Hurricane Preparedness - 2021

The Galveston National Laboratory was purpose-built for its location on Galveston Island and was constructed to withstand a Category 5 Hurricane, including storm surge.  Preparations for hurricane season begin late in the spring each year, in advance of the peak period for our region, which is mid-August through September. 

Hurricanes offer one benefit: they take time to travel across the oceans, and science has allowed for relatively accurate predictions of ultimate landfall and impacts.  UTMB and the national lab follow detailed plans for all approaching storms that include ramping down and closing out experiments, decontaminating laboratories, and assembling a multi-disciplinary "stay team" that remains in the facility during a storm to ensure there are no breaches in biocontainment or security.  Two emergency generators  within the facility ensure redundant emergency power availability.  These generators are tested each month to ensure optimal operation in the event of an emergency.

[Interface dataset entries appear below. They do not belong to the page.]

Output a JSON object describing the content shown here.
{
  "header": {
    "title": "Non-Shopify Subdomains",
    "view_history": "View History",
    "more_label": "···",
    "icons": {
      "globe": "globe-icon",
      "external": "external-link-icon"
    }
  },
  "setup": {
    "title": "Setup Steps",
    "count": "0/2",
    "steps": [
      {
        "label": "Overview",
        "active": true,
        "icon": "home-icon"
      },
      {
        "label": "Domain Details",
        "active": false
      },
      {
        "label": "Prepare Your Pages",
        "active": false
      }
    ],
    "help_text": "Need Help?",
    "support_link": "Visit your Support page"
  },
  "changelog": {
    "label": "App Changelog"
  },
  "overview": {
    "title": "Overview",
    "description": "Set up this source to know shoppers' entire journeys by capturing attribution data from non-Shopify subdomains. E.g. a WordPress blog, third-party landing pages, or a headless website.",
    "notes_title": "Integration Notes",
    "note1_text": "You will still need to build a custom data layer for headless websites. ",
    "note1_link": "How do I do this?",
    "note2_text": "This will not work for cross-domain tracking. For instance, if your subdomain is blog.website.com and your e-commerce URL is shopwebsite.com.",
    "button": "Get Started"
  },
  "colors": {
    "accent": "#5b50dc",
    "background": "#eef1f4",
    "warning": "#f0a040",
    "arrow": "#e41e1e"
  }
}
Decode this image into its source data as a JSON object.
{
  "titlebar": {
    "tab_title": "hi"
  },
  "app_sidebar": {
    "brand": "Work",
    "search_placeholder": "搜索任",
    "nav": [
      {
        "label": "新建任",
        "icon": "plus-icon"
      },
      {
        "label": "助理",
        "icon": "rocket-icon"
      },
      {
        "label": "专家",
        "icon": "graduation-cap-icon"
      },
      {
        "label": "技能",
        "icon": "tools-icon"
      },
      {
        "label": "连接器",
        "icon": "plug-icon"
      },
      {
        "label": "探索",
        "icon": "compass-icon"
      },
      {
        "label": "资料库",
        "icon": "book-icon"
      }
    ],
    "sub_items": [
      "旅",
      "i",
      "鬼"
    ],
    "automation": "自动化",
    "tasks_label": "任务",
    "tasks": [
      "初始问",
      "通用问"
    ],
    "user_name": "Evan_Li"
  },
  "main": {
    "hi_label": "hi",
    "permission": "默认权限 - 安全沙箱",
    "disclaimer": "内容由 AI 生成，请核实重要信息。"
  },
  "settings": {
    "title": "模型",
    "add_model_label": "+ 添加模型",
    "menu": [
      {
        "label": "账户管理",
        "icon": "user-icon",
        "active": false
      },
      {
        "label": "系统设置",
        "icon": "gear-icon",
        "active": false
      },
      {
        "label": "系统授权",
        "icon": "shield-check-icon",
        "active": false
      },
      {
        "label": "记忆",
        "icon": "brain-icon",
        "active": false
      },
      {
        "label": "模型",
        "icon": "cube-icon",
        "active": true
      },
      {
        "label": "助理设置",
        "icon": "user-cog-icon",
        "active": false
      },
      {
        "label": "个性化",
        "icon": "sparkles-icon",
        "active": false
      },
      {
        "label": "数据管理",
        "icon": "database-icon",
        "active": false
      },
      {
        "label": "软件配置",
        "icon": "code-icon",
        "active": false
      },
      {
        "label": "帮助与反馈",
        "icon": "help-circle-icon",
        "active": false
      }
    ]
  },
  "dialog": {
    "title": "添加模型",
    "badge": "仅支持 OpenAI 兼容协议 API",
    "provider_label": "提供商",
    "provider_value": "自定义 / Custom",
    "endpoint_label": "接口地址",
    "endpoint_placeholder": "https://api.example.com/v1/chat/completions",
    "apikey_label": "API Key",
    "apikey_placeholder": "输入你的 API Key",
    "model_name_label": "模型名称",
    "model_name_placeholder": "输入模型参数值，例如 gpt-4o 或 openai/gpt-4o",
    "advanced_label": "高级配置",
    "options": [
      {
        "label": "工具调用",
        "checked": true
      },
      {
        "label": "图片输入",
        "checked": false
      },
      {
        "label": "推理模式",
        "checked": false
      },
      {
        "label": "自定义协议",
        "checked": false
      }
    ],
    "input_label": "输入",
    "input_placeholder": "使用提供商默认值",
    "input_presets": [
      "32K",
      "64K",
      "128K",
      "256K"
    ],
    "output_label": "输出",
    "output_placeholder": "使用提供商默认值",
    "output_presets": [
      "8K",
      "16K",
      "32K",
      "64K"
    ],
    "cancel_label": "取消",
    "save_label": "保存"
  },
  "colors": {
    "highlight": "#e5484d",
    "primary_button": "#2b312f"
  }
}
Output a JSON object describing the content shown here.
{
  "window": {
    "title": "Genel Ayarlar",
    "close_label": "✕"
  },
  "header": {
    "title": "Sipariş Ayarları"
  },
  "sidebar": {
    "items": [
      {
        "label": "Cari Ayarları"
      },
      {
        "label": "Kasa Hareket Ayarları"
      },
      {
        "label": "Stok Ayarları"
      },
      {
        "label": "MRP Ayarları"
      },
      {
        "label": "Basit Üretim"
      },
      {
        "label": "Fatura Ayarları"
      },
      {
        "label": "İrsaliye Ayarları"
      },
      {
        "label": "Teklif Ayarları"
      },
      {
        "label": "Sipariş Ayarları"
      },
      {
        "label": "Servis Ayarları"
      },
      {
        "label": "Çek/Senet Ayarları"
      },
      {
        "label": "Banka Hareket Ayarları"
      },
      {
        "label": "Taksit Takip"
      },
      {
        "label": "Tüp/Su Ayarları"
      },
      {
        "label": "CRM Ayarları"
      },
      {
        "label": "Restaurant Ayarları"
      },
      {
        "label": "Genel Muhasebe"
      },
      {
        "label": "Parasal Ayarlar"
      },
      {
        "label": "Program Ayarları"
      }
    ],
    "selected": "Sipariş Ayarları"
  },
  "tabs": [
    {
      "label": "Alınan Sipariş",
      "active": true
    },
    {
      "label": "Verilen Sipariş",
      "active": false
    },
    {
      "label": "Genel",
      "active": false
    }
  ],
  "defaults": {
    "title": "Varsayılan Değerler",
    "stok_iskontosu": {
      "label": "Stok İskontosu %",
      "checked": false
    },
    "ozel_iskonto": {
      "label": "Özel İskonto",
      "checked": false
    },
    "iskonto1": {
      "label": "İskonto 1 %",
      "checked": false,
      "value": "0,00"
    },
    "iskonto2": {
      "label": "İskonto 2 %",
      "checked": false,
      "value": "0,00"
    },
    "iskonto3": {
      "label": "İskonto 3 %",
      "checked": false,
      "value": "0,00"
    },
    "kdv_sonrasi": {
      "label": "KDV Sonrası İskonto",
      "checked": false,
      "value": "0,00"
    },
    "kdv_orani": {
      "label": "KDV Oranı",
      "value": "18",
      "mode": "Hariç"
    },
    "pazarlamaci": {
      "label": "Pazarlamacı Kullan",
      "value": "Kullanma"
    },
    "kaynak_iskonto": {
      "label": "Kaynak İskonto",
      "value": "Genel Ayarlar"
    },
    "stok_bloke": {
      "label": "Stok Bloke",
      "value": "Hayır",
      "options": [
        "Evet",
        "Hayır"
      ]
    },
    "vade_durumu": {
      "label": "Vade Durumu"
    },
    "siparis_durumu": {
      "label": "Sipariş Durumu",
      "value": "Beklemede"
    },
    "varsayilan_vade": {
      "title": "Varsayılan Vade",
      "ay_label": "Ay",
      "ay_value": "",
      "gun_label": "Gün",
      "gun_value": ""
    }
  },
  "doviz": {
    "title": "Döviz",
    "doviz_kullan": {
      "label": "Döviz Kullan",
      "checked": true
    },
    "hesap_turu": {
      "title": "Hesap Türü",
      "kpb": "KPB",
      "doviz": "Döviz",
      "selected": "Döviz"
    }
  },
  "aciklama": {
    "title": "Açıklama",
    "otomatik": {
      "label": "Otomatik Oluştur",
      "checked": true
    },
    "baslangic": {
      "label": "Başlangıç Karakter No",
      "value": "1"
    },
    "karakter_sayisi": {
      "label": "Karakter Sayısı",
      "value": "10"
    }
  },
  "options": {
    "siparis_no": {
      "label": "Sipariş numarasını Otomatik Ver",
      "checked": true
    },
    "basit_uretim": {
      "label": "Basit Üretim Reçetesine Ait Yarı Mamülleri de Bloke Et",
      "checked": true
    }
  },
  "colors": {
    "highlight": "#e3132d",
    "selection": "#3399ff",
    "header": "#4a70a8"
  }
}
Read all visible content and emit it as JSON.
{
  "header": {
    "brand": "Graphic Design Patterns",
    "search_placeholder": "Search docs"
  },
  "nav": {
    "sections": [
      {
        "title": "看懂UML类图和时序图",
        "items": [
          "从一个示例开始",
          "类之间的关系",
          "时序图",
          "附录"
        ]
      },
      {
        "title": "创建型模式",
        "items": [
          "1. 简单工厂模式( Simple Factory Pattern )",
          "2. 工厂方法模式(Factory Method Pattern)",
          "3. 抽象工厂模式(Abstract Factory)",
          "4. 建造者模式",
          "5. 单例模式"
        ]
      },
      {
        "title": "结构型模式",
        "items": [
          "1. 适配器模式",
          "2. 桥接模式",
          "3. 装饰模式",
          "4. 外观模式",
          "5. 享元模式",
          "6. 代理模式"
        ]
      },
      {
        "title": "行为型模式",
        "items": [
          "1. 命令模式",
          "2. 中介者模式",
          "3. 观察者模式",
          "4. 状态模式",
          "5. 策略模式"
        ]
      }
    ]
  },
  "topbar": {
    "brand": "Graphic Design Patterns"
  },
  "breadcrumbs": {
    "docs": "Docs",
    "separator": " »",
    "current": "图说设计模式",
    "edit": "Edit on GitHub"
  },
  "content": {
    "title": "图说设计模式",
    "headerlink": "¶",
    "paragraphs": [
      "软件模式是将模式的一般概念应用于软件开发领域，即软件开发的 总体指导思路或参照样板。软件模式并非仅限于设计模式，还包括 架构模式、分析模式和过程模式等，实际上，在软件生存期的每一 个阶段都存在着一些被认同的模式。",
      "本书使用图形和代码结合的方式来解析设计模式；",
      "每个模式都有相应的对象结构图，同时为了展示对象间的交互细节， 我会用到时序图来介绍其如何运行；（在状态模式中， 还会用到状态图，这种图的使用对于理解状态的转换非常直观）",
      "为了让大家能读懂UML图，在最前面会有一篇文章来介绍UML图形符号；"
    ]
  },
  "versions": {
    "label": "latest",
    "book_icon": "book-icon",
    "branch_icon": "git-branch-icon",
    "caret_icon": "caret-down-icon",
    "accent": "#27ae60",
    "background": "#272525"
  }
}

In the event of a storm in Galveston, phone and email communications in and out of the University or national laboratory may be unavailable.  However, personnel tasked with external communications do relocate to locations away from the storm to assist with updates and important information.   In the event of a hurricane, cell phone numbers will be provided here for contact with these individuals. The Media Relations Hotline for UTMB is (409) 772-6397.  

The GNL and COVID-19

Prior to Covid-19, UTMB already had three highly respected coronavirus researchers on staff.  This helped our teams get a jump start on the development of diagnostics, anti-viral treatments and vaccines. UTMB researchers have been involved with both the Pfizer and Moderna vaccines, as well as several monoclonal antibody treatments and other therapies.  In addition, when troubles arose with the early diagnostic tests, UTMB developed its own and began assisting the State of Texas with Covid tests for patients in nearly every county of the state.

More than a year into the pandemic, UTMB has initiated and successfully delivered on a vigorous vaccination program in line with state and CDC guidelines. Our physicians have learned much about treating patients, and our faculty continues to be involved at the epicenter of all the important medical research.

Since the first discovery of this new virus, UTMB research scientists have:

  • Received more than $45 million in funded research for Covid-19
  • Completed hundreds of important studies safely in our high containment facilities
  • Published important studies and novel research on the disease transmission, pathogenesis, prevention and treatments

For more information on the Galveston National Laboratory, please CONTACT US.